WORK ITEM ::
Whenever a line in the entries includes the word "Push", copy that line out.
^^^^
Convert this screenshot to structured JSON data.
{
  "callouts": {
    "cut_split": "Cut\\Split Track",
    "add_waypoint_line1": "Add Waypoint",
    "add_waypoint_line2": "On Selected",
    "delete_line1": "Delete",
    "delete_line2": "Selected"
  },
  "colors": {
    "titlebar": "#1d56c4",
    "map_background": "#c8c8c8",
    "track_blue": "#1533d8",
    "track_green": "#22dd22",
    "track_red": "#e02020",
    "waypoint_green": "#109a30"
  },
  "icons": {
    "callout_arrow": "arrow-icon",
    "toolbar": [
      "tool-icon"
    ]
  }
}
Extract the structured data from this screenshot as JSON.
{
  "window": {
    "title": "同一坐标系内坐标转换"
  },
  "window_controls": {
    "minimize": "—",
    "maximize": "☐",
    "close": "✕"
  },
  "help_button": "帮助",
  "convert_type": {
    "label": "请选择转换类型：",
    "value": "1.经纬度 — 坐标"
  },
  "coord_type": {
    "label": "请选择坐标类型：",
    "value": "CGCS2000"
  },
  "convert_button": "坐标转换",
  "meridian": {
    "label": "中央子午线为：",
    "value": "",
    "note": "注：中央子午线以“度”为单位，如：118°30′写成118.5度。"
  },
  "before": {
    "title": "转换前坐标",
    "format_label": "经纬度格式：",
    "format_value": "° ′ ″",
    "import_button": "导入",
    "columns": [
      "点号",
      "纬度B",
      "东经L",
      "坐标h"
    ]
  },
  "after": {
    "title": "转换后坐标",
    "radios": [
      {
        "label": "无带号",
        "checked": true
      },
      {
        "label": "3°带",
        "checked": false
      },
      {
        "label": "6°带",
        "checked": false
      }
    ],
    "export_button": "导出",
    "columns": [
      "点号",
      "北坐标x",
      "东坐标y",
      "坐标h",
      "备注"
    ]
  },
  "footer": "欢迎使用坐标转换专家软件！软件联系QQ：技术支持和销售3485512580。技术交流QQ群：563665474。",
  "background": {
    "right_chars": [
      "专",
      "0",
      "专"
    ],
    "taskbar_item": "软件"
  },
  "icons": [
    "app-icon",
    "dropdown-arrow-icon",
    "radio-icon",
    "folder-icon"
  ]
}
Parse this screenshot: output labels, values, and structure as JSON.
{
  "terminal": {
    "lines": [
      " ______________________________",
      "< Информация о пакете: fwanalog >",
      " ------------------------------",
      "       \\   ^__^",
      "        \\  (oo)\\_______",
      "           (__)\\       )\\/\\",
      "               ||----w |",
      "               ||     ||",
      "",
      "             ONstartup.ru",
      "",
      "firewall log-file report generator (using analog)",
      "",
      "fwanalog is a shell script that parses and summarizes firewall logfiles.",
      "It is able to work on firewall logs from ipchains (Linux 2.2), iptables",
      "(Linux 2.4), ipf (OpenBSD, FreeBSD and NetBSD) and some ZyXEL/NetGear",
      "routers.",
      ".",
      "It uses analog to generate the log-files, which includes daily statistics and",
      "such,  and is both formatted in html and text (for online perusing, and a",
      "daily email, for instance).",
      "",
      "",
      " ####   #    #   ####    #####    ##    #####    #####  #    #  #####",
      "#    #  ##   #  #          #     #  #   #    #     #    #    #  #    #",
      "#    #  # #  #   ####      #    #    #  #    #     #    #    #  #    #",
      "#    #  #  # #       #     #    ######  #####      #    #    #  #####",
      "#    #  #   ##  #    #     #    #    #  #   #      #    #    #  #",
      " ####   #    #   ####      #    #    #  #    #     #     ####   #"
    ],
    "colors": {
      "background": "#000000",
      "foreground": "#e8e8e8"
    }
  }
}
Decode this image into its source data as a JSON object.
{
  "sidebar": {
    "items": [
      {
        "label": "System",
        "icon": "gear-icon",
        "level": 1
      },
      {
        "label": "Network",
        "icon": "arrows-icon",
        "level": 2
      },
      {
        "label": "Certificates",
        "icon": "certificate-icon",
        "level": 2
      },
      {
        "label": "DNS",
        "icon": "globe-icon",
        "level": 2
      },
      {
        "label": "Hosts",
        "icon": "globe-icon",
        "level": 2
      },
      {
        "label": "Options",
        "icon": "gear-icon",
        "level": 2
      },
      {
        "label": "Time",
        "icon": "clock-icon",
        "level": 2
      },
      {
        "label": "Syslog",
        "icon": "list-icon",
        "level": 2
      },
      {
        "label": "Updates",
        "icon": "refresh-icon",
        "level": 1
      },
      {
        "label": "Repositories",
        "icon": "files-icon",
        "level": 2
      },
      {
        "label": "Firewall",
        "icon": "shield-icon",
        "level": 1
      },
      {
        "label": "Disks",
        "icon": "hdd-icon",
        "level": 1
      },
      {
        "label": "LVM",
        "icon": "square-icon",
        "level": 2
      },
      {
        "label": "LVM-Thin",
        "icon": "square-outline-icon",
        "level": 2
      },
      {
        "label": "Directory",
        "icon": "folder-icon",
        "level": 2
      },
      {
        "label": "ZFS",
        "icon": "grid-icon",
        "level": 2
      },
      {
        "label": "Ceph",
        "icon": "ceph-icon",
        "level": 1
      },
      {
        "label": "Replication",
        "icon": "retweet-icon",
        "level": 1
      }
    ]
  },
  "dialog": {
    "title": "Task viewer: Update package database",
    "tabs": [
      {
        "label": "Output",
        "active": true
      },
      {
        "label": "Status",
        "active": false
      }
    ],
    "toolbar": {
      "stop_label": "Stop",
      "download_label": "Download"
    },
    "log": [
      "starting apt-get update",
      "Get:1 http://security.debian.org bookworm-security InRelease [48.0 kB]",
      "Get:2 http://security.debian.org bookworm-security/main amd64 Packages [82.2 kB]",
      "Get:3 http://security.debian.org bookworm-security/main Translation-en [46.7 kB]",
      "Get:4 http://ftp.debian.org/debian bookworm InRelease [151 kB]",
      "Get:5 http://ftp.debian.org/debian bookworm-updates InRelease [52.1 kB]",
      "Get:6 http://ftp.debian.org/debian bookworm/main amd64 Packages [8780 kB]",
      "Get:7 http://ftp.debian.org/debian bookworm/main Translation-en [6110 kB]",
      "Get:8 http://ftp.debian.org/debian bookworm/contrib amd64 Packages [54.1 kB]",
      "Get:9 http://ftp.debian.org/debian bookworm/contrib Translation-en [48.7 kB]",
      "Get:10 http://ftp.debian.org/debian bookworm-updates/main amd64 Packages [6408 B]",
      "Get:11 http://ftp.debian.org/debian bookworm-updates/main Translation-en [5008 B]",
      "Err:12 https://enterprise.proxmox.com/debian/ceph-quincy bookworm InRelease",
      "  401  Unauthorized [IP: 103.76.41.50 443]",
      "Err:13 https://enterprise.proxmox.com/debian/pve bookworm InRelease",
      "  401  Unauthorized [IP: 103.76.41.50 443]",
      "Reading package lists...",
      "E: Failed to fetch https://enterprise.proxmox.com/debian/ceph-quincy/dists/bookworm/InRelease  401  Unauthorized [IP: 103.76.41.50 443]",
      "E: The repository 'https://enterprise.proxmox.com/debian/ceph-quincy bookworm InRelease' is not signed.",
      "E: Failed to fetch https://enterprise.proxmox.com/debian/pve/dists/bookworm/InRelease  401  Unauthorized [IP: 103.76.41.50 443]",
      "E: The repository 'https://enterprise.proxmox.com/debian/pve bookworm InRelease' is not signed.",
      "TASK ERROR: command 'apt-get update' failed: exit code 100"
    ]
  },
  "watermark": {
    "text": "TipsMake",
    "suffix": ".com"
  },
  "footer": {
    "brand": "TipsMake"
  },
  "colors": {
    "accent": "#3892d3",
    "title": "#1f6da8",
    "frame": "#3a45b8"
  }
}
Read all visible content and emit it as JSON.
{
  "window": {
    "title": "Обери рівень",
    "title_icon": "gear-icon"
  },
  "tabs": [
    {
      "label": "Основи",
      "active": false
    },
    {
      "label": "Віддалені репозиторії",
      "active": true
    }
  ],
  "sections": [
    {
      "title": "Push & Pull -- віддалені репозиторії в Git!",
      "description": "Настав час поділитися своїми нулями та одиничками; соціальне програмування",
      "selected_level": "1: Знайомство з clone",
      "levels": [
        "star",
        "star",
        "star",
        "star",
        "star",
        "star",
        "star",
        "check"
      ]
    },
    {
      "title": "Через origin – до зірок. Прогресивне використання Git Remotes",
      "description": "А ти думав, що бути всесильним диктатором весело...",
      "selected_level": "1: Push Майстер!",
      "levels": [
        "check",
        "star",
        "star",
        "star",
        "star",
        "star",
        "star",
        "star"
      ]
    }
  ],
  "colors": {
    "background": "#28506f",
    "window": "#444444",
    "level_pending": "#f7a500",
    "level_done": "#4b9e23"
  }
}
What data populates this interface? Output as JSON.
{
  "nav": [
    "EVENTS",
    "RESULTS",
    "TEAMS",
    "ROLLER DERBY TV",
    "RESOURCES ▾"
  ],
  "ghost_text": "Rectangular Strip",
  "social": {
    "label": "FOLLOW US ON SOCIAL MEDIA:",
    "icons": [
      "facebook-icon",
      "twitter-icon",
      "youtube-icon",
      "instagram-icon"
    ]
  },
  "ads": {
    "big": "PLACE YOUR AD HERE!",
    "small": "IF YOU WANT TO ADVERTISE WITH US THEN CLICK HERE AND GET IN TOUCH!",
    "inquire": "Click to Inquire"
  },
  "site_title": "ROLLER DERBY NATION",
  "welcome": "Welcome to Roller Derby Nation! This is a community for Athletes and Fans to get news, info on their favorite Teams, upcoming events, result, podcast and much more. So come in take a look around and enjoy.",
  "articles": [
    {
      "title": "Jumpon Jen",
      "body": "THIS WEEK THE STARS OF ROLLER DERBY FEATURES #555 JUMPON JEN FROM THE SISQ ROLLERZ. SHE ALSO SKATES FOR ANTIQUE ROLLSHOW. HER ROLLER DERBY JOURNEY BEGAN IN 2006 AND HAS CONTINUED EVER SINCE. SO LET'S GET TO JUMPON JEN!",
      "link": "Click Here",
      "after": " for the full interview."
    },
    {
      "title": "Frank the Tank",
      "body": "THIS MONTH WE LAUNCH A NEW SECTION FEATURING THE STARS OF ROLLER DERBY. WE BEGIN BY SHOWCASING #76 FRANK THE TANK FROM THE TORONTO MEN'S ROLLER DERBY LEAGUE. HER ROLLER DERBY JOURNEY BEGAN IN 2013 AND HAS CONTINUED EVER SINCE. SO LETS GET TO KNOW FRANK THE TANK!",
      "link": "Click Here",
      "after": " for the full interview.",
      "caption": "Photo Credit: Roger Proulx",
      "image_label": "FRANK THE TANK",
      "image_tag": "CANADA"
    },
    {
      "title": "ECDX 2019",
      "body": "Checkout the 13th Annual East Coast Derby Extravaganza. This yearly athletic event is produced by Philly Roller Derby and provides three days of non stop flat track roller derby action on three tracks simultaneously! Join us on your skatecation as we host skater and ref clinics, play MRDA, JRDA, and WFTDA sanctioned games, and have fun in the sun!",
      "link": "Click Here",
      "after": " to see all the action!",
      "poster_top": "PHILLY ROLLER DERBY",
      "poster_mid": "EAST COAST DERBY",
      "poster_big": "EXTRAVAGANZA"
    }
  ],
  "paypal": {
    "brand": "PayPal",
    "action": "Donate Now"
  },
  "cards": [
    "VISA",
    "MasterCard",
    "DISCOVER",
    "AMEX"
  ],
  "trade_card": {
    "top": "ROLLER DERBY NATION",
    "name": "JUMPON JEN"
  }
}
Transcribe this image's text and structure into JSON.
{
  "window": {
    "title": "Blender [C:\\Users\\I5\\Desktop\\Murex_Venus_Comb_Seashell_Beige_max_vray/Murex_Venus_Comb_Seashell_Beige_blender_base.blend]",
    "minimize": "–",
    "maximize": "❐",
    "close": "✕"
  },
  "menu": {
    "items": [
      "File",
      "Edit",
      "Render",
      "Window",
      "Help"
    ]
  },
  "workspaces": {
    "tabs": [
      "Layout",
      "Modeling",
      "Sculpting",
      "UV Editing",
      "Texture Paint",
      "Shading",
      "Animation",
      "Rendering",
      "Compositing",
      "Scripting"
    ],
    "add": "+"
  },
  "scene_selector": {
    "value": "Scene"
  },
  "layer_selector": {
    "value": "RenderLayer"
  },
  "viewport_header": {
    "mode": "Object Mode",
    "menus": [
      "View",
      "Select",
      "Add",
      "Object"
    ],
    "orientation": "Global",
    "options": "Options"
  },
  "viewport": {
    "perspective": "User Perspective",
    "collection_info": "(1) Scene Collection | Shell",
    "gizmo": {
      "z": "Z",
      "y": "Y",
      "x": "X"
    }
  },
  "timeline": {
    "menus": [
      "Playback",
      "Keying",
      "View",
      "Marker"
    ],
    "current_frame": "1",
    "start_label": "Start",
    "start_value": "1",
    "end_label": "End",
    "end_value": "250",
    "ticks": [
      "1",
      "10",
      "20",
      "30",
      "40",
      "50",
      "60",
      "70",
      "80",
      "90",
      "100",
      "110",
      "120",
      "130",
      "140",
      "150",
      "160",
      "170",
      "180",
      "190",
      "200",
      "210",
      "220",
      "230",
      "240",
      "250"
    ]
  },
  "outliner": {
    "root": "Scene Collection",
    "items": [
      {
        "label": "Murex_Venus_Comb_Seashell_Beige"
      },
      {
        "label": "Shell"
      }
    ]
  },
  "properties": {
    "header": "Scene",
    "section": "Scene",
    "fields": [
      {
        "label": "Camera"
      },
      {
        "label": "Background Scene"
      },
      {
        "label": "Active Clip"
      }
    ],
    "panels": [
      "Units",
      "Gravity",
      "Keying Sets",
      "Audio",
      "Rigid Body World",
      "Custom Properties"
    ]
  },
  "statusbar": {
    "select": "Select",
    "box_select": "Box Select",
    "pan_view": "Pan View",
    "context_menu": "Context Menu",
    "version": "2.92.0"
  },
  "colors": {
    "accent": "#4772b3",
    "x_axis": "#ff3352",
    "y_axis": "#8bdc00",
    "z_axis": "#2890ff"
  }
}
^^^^
EXERCISE OUTPUT ::
      "title": "Push & Pull -- віддалені репозиторії в Git!",
      "selected_level": "1: Push Майстер!",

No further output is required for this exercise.